Honorable Richard Peña Raymond, Chair, House Committee on Human Services
Ursula Parks, Director, Legislative Budget Board
HB2673 by Blanco (Relating to the eligibility of certain persons for the supplemental nutrition assistance program.), As Introduced
Drug testing individuals after a five-year disqualification period from the Supplemental Nutrition Assistance Program could result in indeterminate costs to General Revenue Funds. The fiscal implications of the bill cannot be determined at this time as the number of individuals who would need a drug test cannot be estimated.
The bill would amend Chapter 33 of the Human Resources Code by imposing a five-year disqualification penalty in the Supplemental Nutrition Assistance Program (SNAP) for individuals with drug-related felony convictions, and a permanent disqualification for individuals convicted of certain crimes. The bill would allow individuals who have a felony drug conviction to regain eligibility for SNAP, if after five years from the conviction date, they submit a drug test and the drug test does not indicate the presence of marijuana or a controlled substance not prescribed by a health practitioner. The bill also imposes a permanent disqualification for SNAP for individuals convicted of certain criminal offenses. The bill would be effective on September 1, 2015.
The Health and Human Services Commission (HHSC) indicates there would be a minimal cost associated with implementing modifications to the eligibility system. Based on LBB's analysis of HHSC duties and responsibilities, the costs associated with modifications to the eligibility system could be accomplished using existing resources. HHSC could incur costs associated with the implementation of drug tests to individuals. HHSC could not estimate the number of individuals who would need a drug test after the five-year disqualification period, therefore, HHSC could not estimate the cost of drug testing these individuals. If HHSC obtains federal approval to implement the provisions of the bill, the state share would be 50 percent for the cost of the drug tests. All SNAP benefits are federally funded; therefore, there would be no additional cost to the state for an increase number of recipients receiving benefits.

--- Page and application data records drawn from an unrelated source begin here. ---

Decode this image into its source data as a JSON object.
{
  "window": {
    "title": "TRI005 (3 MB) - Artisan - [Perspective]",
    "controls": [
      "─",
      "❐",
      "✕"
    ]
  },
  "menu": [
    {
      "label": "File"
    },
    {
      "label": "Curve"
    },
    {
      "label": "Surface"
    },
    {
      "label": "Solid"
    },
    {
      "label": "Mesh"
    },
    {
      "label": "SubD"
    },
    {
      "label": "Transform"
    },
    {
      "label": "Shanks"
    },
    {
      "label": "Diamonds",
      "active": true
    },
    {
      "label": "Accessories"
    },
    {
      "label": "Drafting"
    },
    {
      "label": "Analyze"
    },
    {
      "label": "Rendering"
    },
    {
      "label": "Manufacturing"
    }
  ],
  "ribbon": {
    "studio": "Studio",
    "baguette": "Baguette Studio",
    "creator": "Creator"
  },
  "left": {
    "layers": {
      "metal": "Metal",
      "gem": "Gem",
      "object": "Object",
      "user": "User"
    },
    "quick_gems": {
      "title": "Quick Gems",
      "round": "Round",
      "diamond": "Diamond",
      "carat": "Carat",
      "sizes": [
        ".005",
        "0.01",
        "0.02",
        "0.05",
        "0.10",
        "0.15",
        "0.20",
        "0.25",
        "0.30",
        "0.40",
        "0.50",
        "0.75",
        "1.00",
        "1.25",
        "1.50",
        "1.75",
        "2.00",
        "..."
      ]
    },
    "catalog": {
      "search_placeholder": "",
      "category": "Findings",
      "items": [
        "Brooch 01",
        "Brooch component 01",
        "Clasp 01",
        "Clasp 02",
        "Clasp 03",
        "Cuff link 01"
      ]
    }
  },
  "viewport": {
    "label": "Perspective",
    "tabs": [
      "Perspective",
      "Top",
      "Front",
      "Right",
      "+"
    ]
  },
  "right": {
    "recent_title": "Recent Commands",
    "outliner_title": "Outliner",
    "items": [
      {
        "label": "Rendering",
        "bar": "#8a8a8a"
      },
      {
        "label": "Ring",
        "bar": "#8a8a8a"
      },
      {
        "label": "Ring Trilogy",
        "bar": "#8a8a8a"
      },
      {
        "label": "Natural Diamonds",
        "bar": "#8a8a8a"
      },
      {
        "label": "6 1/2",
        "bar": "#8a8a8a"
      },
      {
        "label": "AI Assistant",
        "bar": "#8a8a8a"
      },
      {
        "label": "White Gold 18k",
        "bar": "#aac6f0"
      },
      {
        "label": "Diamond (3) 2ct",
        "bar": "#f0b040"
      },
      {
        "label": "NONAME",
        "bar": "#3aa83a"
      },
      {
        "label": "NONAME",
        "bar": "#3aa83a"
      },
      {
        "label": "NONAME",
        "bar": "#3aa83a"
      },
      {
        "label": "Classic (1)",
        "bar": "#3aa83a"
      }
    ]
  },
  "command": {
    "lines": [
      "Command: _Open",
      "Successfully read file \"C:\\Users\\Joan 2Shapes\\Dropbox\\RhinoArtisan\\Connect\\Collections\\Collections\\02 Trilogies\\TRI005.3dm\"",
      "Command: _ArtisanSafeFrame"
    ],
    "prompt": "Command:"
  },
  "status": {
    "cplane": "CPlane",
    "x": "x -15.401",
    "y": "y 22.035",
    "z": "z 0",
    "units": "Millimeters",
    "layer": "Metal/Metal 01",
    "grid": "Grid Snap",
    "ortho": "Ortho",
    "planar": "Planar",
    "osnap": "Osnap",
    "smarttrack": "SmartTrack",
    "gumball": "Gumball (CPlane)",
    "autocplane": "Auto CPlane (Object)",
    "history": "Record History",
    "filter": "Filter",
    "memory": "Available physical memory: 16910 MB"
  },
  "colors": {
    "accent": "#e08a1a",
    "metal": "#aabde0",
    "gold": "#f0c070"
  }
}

Local Government Impact
No fiscal implication to units of local government is anticipated.